The Mysterious Flame Of Queen Loana
Secker & Warburg, 17.99
Umberto Eco's first novel, The Name Of the Rose, managed to be both a brain-teaser and a page-turner. His latest fictional foray is a ponderous affair that succeeds at being neither.
The narrator wakes up in hospital. He has had an accident and has lost his memory: his mind is instead filled with a swirl of fragmentary literary quotations.
He turns out to be Giambattista Bodoni, a 60-year-old antiquarian book dealer. He sets out to rediscover all the things he once read, and which have made him what he now is.
Bodoni retreats to his childhood home in rural Italy and opens up old trunks and cupboards where his juvenile reading matter and other junk lie stashed. He then trawls through it all for the benefit of the reader.
"There were two versions of Jacolliot's Les ravageurs de la mer, the French original and Sonzogno's Italian edition, retitled Captain Satan. The engravings were the same, who knows which I had read."
There are pages and pages of this kind of thing, enlivened only by the illustrations that are reproduced from the books in question.

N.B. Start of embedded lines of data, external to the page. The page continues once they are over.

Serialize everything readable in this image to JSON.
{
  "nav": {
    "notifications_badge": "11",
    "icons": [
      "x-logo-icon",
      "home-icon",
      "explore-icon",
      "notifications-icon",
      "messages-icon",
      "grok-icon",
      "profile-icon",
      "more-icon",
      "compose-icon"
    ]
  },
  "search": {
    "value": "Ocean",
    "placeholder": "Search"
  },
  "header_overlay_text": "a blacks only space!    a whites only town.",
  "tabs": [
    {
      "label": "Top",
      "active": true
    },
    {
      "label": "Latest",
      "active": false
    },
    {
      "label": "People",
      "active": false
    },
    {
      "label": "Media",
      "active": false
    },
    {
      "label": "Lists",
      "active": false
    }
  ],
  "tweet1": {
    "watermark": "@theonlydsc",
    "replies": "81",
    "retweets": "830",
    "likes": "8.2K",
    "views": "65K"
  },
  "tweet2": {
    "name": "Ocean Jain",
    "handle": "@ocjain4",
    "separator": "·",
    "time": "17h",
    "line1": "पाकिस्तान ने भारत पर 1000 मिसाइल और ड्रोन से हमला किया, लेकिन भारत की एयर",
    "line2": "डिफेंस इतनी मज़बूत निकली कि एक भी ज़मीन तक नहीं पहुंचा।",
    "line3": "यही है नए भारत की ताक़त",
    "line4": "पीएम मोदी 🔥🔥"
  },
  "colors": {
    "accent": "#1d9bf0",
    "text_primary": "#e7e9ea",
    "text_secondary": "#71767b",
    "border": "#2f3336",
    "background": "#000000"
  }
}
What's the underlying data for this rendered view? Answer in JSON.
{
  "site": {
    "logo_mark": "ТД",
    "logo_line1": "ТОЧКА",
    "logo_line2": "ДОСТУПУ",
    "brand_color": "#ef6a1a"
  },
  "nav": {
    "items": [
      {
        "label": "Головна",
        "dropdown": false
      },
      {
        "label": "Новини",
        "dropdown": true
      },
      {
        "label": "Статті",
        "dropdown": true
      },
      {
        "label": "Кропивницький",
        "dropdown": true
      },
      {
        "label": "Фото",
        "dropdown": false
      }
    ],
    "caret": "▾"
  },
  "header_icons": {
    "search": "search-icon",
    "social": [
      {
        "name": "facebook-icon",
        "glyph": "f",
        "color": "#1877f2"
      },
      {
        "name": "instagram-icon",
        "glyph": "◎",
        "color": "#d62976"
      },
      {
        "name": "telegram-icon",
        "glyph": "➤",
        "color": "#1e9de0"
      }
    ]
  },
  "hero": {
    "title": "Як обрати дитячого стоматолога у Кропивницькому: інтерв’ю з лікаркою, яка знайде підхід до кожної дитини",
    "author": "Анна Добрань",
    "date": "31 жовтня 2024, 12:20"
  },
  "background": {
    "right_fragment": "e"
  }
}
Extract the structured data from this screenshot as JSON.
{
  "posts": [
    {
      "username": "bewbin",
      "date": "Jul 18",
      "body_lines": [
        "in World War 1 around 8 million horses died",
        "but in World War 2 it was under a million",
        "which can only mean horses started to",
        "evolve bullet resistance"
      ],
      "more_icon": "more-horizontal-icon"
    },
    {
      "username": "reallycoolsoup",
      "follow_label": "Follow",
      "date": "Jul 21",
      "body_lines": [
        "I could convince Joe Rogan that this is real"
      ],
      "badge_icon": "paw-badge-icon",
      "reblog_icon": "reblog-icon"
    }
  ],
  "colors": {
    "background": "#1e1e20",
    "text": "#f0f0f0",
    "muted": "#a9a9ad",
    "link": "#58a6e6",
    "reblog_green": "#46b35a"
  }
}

While it might make for an interesting case study in semiotics, as a novel it is a dud. Various narrative possibilities are dangled before the plot-starved reader, but all prove red herrings.
Bodoni has a young assistant named Sibilla, but she vanishes before anything interesting can develop. The same happens to the endearing crone who looks after the house he stays in.
As Bodoni's excavations continue, we see comics and other items from the time of Mussolini. But Eco is caught between two conflicting urges: fact and fiction. He could have written an interesting book about 1940s popular culture, or he could have written an entertaining novel about an amnesic man. He tries to do both at the same time, and each negates the other.
Bodoni has another spasm which suddenly gives him total recall. He remembers the war, when he and a partisan friend rescued some Russian soldiers and abducted two Germans whom they then killed. Yet despite the drama, the writing reads like a banal adventure. Eco seems to care more in this book about literature than about life.
Again and again, he backs away from the human possibilities of his material in favour of an intellectualised, inter-textualised brainstorm that fails in the end even to seem particularly clever. A theme of fog that recurs throughout the literary allusions suggests some genuinely close reading of the source texts, but for the most part, a similar effect could be achieved from a random trawl through any library.
The book is set, for no obvious reason, in 1991. I suspect the manuscript has lain in Umberto Eco's drawer for over a decade, and has been coaxed out by his publisher. It should have stayed where it belonged.